Consider this for a moment: who you are—your personality, habits, the words you speak, the way you present yourself—is the result of what you’ve developed to get you through whatever may have been going on through your life. Maybe you developed a sense of dark humor as a coping mechanism to deal with trauma. Maybe all you wanted was acceptance, so you became good at manipulating your surroundings so you could become whoever everyone else wanted you to be. There is only a tiny part of our personalities that we show out loud, a small crack that allows others to see just enough of us to generate their own opinions about who we are, but there’s a much greater part of you that you hide.
As we move on through new chapters and upgrades of our lives, there’s a period of activation. You begin to realize that you’re more than your pain, more than pleasing others, more than the blatant disregard of your own wellbeing. One day, things start to change course. You begin to shift into a whole new reality, and this new reality will further define the way you think and experience life. This shift could come in a negative way, like losing a job or a friend. Or maybe you accept an opportunity and begin to reap the benefits of newfound success. Either way, whether positive or negative, the shift is inevitable, and at the start, it can make us feel like we are lost.

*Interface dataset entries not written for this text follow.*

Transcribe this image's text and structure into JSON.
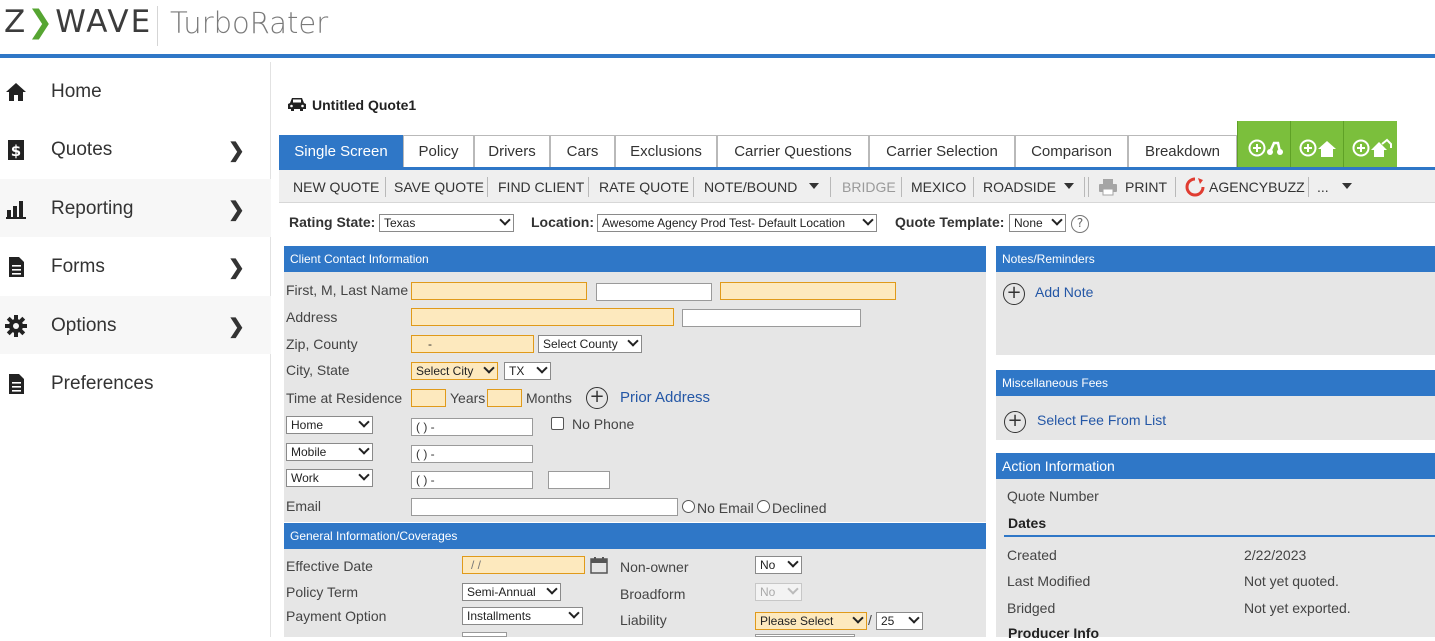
{
  "app": {
    "logo_text_a": "Z",
    "logo_text_chev": "❯",
    "logo_text_b": "WAVE",
    "product_name": "TurboRater"
  },
  "sidebar": {
    "items": [
      {
        "label": "Home",
        "icon": "home-icon",
        "has_chevron": false
      },
      {
        "label": "Quotes",
        "icon": "dollar-doc-icon",
        "has_chevron": true
      },
      {
        "label": "Reporting",
        "icon": "bar-chart-icon",
        "has_chevron": true
      },
      {
        "label": "Forms",
        "icon": "document-icon",
        "has_chevron": true
      },
      {
        "label": "Options",
        "icon": "gear-icon",
        "has_chevron": true
      },
      {
        "label": "Preferences",
        "icon": "document-icon",
        "has_chevron": false
      }
    ],
    "chevron": "❯"
  },
  "quote": {
    "title": "Untitled Quote1",
    "icon": "car-icon"
  },
  "tabs": [
    {
      "label": "Single Screen",
      "active": true
    },
    {
      "label": "Policy",
      "active": false
    },
    {
      "label": "Drivers",
      "active": false
    },
    {
      "label": "Cars",
      "active": false
    },
    {
      "label": "Exclusions",
      "active": false
    },
    {
      "label": "Carrier Questions",
      "active": false
    },
    {
      "label": "Carrier Selection",
      "active": false
    },
    {
      "label": "Comparison",
      "active": false
    },
    {
      "label": "Breakdown",
      "active": false
    }
  ],
  "green_tabs": [
    {
      "icon": "add-motorcycle-icon"
    },
    {
      "icon": "add-home-icon"
    },
    {
      "icon": "add-dwelling-icon"
    }
  ],
  "toolbar": {
    "new_quote": "NEW QUOTE",
    "save_quote": "SAVE QUOTE",
    "find_client": "FIND CLIENT",
    "rate_quote": "RATE QUOTE",
    "note_bound": "NOTE/BOUND",
    "bridge": "BRIDGE",
    "mexico": "MEXICO",
    "roadside": "ROADSIDE",
    "print": "PRINT",
    "agencybuzz": "AGENCYBUZZ",
    "more": "..."
  },
  "rating": {
    "state_label": "Rating State:",
    "state_value": "Texas",
    "location_label": "Location:",
    "location_value": "Awesome Agency Prod Test- Default Location",
    "template_label": "Quote Template:",
    "template_value": "None",
    "help": "?"
  },
  "client_contact": {
    "header": "Client Contact Information",
    "name_label": "First, M, Last Name",
    "address_label": "Address",
    "zip_label": "Zip, County",
    "zip_value": "-",
    "county_select": "Select County",
    "city_label": "City, State",
    "city_select": "Select City",
    "state_select": "TX",
    "residence_label": "Time at Residence",
    "years_label": "Years",
    "months_label": "Months",
    "prior_address_link": "Prior Address",
    "phones": [
      {
        "type": "Home",
        "value": "( )  -"
      },
      {
        "type": "Mobile",
        "value": "( )  -"
      },
      {
        "type": "Work",
        "value": "( )  -"
      }
    ],
    "no_phone_label": "No Phone",
    "email_label": "Email",
    "no_email_label": "No Email",
    "declined_label": "Declined"
  },
  "general_info": {
    "header": "General Information/Coverages",
    "effective_date_label": "Effective Date",
    "effective_date_value": "/ /",
    "policy_term_label": "Policy Term",
    "policy_term_value": "Semi-Annual",
    "payment_option_label": "Payment Option",
    "payment_option_value": "Installments",
    "non_owner_label": "Non-owner",
    "non_owner_value": "No",
    "broadform_label": "Broadform",
    "broadform_value": "No",
    "liability_label": "Liability",
    "liability_value": "Please Select",
    "liability_slash": "/",
    "liability_limit": "25"
  },
  "notes": {
    "header": "Notes/Reminders",
    "add_note_link": "Add Note"
  },
  "misc_fees": {
    "header": "Miscellaneous Fees",
    "select_fee_link": "Select Fee From List"
  },
  "action_info": {
    "header": "Action Information",
    "quote_number_label": "Quote Number",
    "dates_heading": "Dates",
    "created_label": "Created",
    "created_value": "2/22/2023",
    "last_modified_label": "Last Modified",
    "last_modified_value": "Not yet quoted.",
    "bridged_label": "Bridged",
    "bridged_value": "Not yet exported.",
    "producer_info_heading": "Producer Info"
  },
  "colors": {
    "brand_blue": "#2f77c7",
    "brand_green": "#7bbf3c",
    "required_field": "#fde9be",
    "required_border": "#e09a1a",
    "link": "#2457a6"
  }
}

When you are evolving, your surroundings are going to feel unfamiliar, and people are going to disappear when you no longer fit the mold of what they’re used to of who they prefer you to be.
I was always that person who had it the “worst.” My friends (I use that term lightly) would rejoice in the fact that, regardless of whatever was going wrong in their life, they could look at mine and suddenly, things wouldn’t look so bad for them. I concealed my pain by becoming the funny, attention-seeking one, the one everyone wanted to keep an eye on because I was probably about to do something stupid and absurd. I had no filter. I didn’t care what I said or did, as long as it made someone laugh or feel better. It was a mask, and at the end of the day, when it was my turn to need someone, when I wasn’t this bogus, overcompensating person, there was no one there standing in my corner.
Then began the shift. I started realizing my own self-worth. I began making it a priority to heal the broken parts of me that created the façade. I wanted to become a better person so I could lead a life that I myself could be proud of; low and behold, those friends of mine dwindled off, one by one.
We’re human—we depend on connection to survive, but we need to be careful of the people in our lives who only love the performative versions of ourselves. There’s a desolate silence that comes with raising your standards of treatment, whether that be from others or from yourself. When you hold back your growth out of fear that it will lead to others falling back on you, you’re withholding a significant piece of the puzzle—you’re delaying your shift. Who are you when you stop living as a breathing product of your story?
What you think and practice going forward ultimately becomes you. You are deserving of your evolution without being made to feel it negatively held against you. Any resistance you face is imperative and has a purpose—it is by design. The minute you begin to live your truth out loud, the people and things that no longer serve a greater you are going to change. We need to allow it to alter our realities to make room for all of the good that is coming. Pat yourself on the back—you are not lost, you are just face-to-face with your next level up.